In a time where it seems like readers aren’t willing to focus on any text that's much longer than a tweet, what does this mean for the future of books? Well, maybe nothing. In What We Talk About When We Talk About Books, author Leah Price argues that maybe readers have always been like this. Looking at the history of books, Price points out that this often mythologized “golden age” of reading might be just that: a myth.
For the book lover on your holiday shopping list who loves environmental nonfiction, make sure they don’t miss Inconspicuous Consumption by former New York Times science writer Tatiana Schlossberg. This book examines climate change, but more importantly it offers a call to action that readers can put into effect right away just by making simple but impactful changes to their everyday lives.
The Mutual Admiration Society by Lesley Kagen is a heartfelt coming-of-age story set in the 1950s. Theresa "Tessie" Finley is the President of the Mutual Admiration Society, a society dedicated to stopping crime and, sure, the occasional blackmail. Tessie, her younger sister Birdie, and their partner in crime Charlie “Cue Ball” Garfield will solve mysteries all while dodging the gossips in their blue collar neighborhood and, oh yeah, avoiding getting kidnapped by a murderer.
The Queen is a stunning true crime novel that explores issues of race and class in America all while telling the fascinating story of Linda Taylor, a woman who rose to infamy in the 1970s and became known as “the welfare queen.” Taylor cheated the welfare system for years, but on top of that she was a kidnapper and possibly a murderer. And yet all the media seemed to focus on was the cases of welfare fraud, using Taylor’s story as a way to demonize poor black women. This book gets behind the myth of Taylor to look at who she was, what she did, and what has been done in her name.
America is meant to be a nation that welcomes immigrants, and yet xenophobia remains a constant problem in the United States. In historian Erika Lee’s America for Americans, the author looks at the history of xenophobia in this country to explain how it works, why it endures, and the devastating impact it has on America.

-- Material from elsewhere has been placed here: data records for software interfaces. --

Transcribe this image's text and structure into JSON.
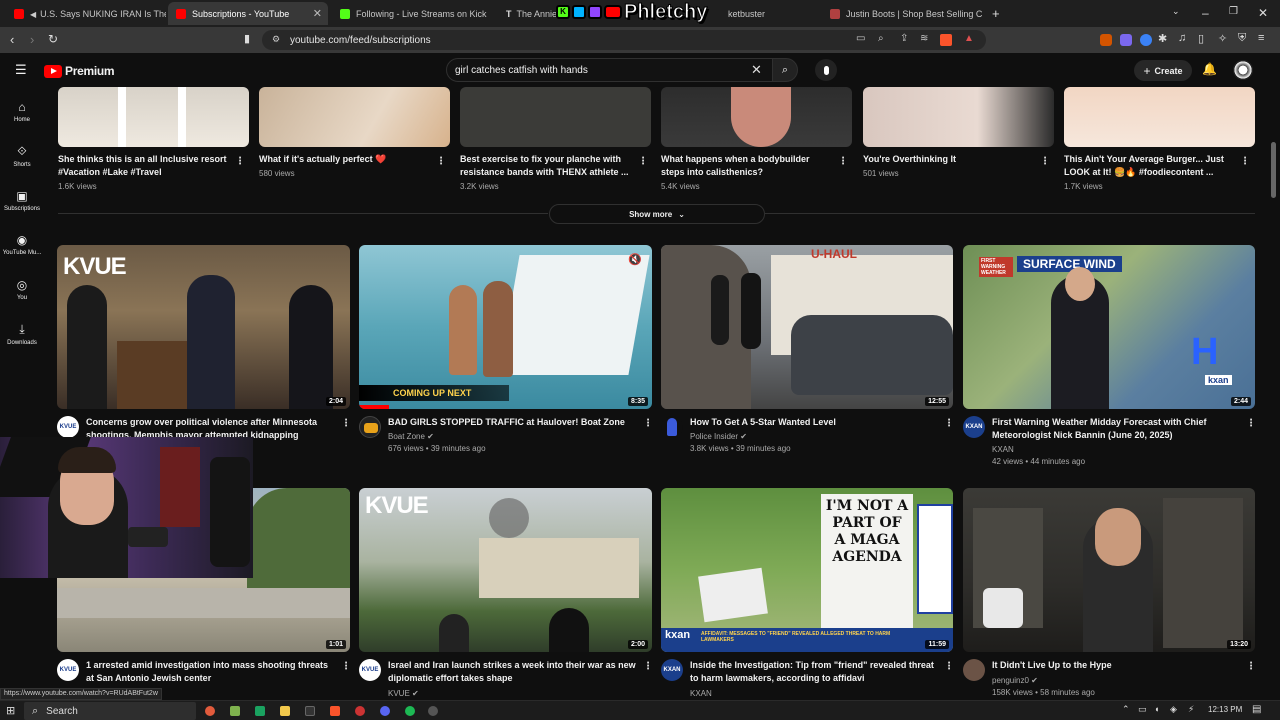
{
  "browser": {
    "tabs": [
      {
        "label": "U.S. Says NUKING IRAN Is The O",
        "favicon_color": "#ff0000"
      },
      {
        "label": "Subscriptions - YouTube",
        "favicon_color": "#ff0000",
        "active": true
      },
      {
        "label": "Following - Live Streams on Kick",
        "favicon_color": "#53fc18"
      },
      {
        "label": "The Annie",
        "favicon_color": "#e0e0e0"
      },
      {
        "label": "ketbuster",
        "favicon_color": "#888888"
      },
      {
        "label": "Justin Boots | Shop Best Selling Cowb",
        "favicon_color": "#b04040"
      }
    ],
    "overlay_logo": "Phletchy",
    "url": "youtube.com/feed/subscriptions",
    "status_url": "https://www.youtube.com/watch?v=RUdABtFut2w"
  },
  "youtube": {
    "logo_text": "Premium",
    "search_value": "girl catches catfish with hands",
    "create_label": "Create",
    "sidebar": [
      {
        "label": "Home",
        "icon": "home-icon"
      },
      {
        "label": "Shorts",
        "icon": "shorts-icon"
      },
      {
        "label": "Subscriptions",
        "icon": "subscriptions-icon"
      },
      {
        "label": "YouTube Mu...",
        "icon": "music-icon"
      },
      {
        "label": "You",
        "icon": "you-icon"
      },
      {
        "label": "Downloads",
        "icon": "download-icon"
      }
    ],
    "shorts": [
      {
        "title": "She thinks this is an all Inclusive resort #Vacation #Lake #Travel",
        "views": "1.6K views"
      },
      {
        "title": "What if it's actually perfect ❤️",
        "views": "580 views"
      },
      {
        "title": "Best exercise to fix your planche with resistance bands with THENX athlete ...",
        "views": "3.2K views"
      },
      {
        "title": "What happens when a bodybuilder steps into calisthenics?",
        "views": "5.4K views"
      },
      {
        "title": "You're Overthinking It",
        "views": "501 views"
      },
      {
        "title": "This Ain't Your Average Burger... Just LOOK at It! 🍔🔥 #foodiecontent ...",
        "views": "1.7K views"
      }
    ],
    "show_more": "Show more",
    "videos_row1": [
      {
        "title": "Concerns grow over political violence after Minnesota shootings, Memphis mayor attempted kidnapping",
        "duration": "2:04",
        "thumb_text": "KVUE",
        "channel": "",
        "meta": ""
      },
      {
        "title": "BAD GIRLS STOPPED TRAFFIC at Haulover! Boat Zone",
        "duration": "8:35",
        "thumb_text": "COMING UP NEXT",
        "channel": "Boat Zone",
        "meta": "676 views • 39 minutes ago"
      },
      {
        "title": "How To Get A 5-Star Wanted Level",
        "duration": "12:55",
        "thumb_text": "U-HAUL",
        "channel": "Police Insider",
        "meta": "3.8K views • 39 minutes ago"
      },
      {
        "title": "First Warning Weather Midday Forecast with Chief Meteorologist Nick Bannin (June 20, 2025)",
        "duration": "2:44",
        "thumb_text": "SURFACE WIND",
        "thumb_badge": "FIRST WARNING WEATHER",
        "channel": "KXAN",
        "meta": "42 views • 44 minutes ago"
      }
    ],
    "videos_row2": [
      {
        "title": "1 arrested amid investigation into mass shooting threats at San Antonio Jewish center",
        "duration": "1:01",
        "channel": "",
        "meta": ""
      },
      {
        "title": "Israel and Iran launch strikes a week into their war as new diplomatic effort takes shape",
        "duration": "2:00",
        "thumb_text": "KVUE",
        "channel": "KVUE",
        "meta": ""
      },
      {
        "title": "Inside the Investigation: Tip from \"friend\" revealed threat to harm lawmakers, according to affidavi",
        "duration": "11:59",
        "thumb_text": "I'M NOT A PART OF A MAGA AGENDA",
        "thumb_caption": "AFFIDAVIT: MESSAGES TO \"FRIEND\" REVEALED ALLEGED THREAT TO HARM LAWMAKERS",
        "channel": "KXAN",
        "meta": ""
      },
      {
        "title": "It Didn't Live Up to the Hype",
        "duration": "13:20",
        "channel": "penguinz0",
        "meta": "158K views • 58 minutes ago"
      }
    ]
  },
  "taskbar": {
    "search_label": "Search",
    "clock": "12:13 PM"
  },
  "colors": {
    "bg": "#0f0f0f",
    "accent": "#ff0000",
    "text_secondary": "#aaaaaa"
  }
}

Whether or not you’ve read Ibram X. Kendi’s Stamped from the Beginning, you should pick up a copy of Stamped: Racism, Antiracism, and You for yourself and everyone else on your holiday shopping list. This young adult nonfiction book, written by Kendi and Jason Reynolds, traces the history of racism and the narratives that have been used to justify slavery and the mistreatment of Black people in America. Yes, this book is heavily based on the research and work Kendi presented in Stamped from the Beginning, but with the help of co-author Reynolds, the young adult version has a fresh new voice that’s accessible, educational, and entertaining.

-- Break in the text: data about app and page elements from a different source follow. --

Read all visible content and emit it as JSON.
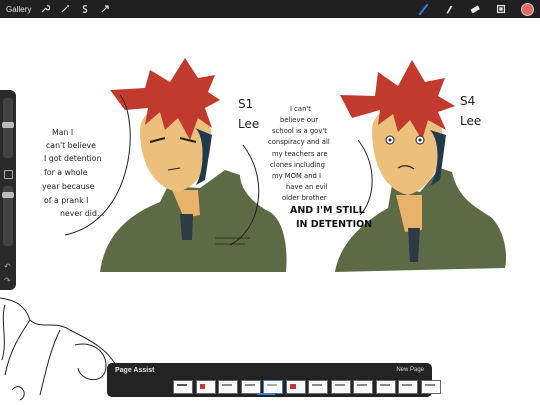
{
  "topbar": {
    "gallery_label": "Gallery",
    "left_tools": [
      "wrench-icon",
      "magic-wand-icon",
      "selection-icon",
      "transform-icon"
    ],
    "right_tools": [
      "brush-icon",
      "smudge-icon",
      "eraser-icon",
      "layers-icon"
    ],
    "active_color": "#e06a62",
    "accent_color": "#3d7bd8"
  },
  "canvas": {
    "left_text": [
      "Man I",
      "can't believe",
      "I got detention",
      "for a whole",
      "year because",
      "of a prank I",
      "never did..."
    ],
    "label_s1": "S1",
    "label_s1_name": "Lee",
    "label_s4": "S4",
    "label_s4_name": "Lee",
    "middle_text": [
      "I can't",
      "believe our",
      "school is a gov't",
      "conspiracy and all",
      "my teachers are",
      "clones including",
      "my MOM and I",
      "have an evil",
      "older brother"
    ],
    "shout_1": "AND I'M STILL",
    "shout_2": "IN DETENTION"
  },
  "page_assist": {
    "title": "Page Assist",
    "new_page_label": "New Page",
    "page_count": 12,
    "selected_page": 5
  }
}
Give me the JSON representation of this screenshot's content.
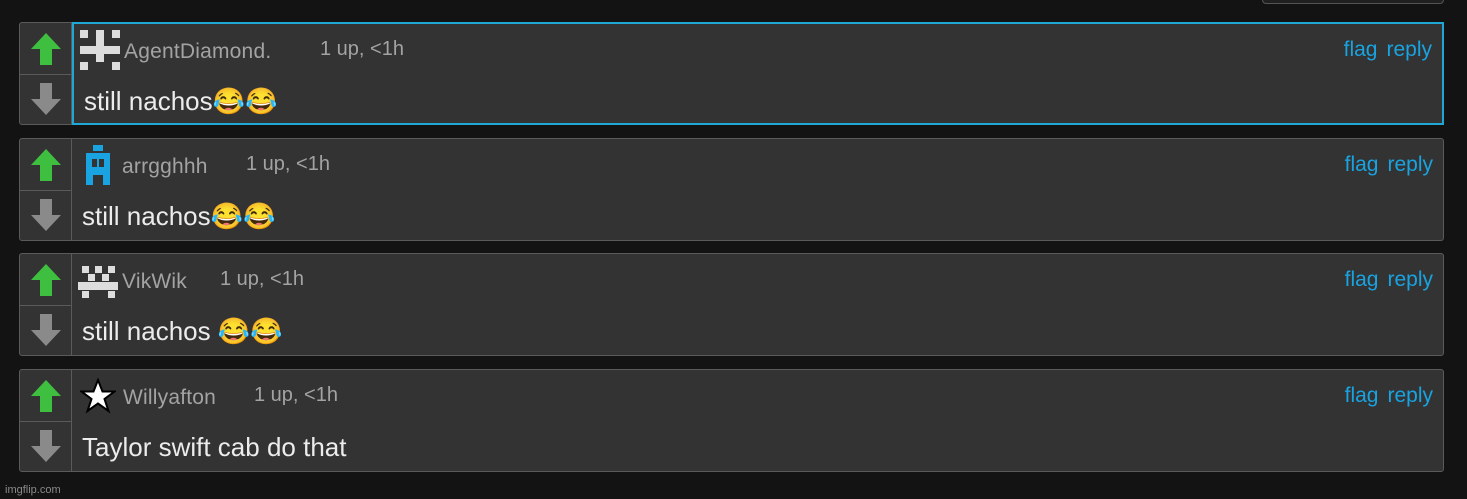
{
  "comments": [
    {
      "username": "AgentDiamond.",
      "meta": "1 up, <1h",
      "text": "still nachos😂😂",
      "flag": "flag",
      "reply": "reply",
      "avatar": "pixel-cross-avatar"
    },
    {
      "username": "arrgghhh",
      "meta": "1 up, <1h",
      "text": "still nachos😂😂",
      "flag": "flag",
      "reply": "reply",
      "avatar": "blue-pixel-avatar"
    },
    {
      "username": "VikWik",
      "meta": "1 up, <1h",
      "text": "still nachos 😂😂",
      "flag": "flag",
      "reply": "reply",
      "avatar": "checker-pixel-avatar"
    },
    {
      "username": "Willyafton",
      "meta": "1 up, <1h",
      "text": "Taylor swift cab do that",
      "flag": "flag",
      "reply": "reply",
      "avatar": "star-avatar"
    }
  ],
  "watermark": "imgflip.com",
  "colors": {
    "upvote": "#3fbf3f",
    "downvote": "#8a8a8a",
    "link": "#19a3e0",
    "highlight": "#1fa7d6"
  }
}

Here’s another great book to add to your holiday shopping list that’s part-memoir and part-true crime. Notes on a Silencing is Lacy Crawford's story of struggle to regain her sense of self after her traumatic experiences at a New England boarding school. When St. Paul's School was recently in the news for reports of sexual abuse on campus, Crawford is forced to relive her own experiences with abuse. When she was 15, the powerful and influential people at the boarding school had convinced her to remain silent about her abuse. But now that the investigation is uncovering years of institutional silencing to cover up cases just like hers, Crawford is forced to reexamine the magnitude of what happened to her.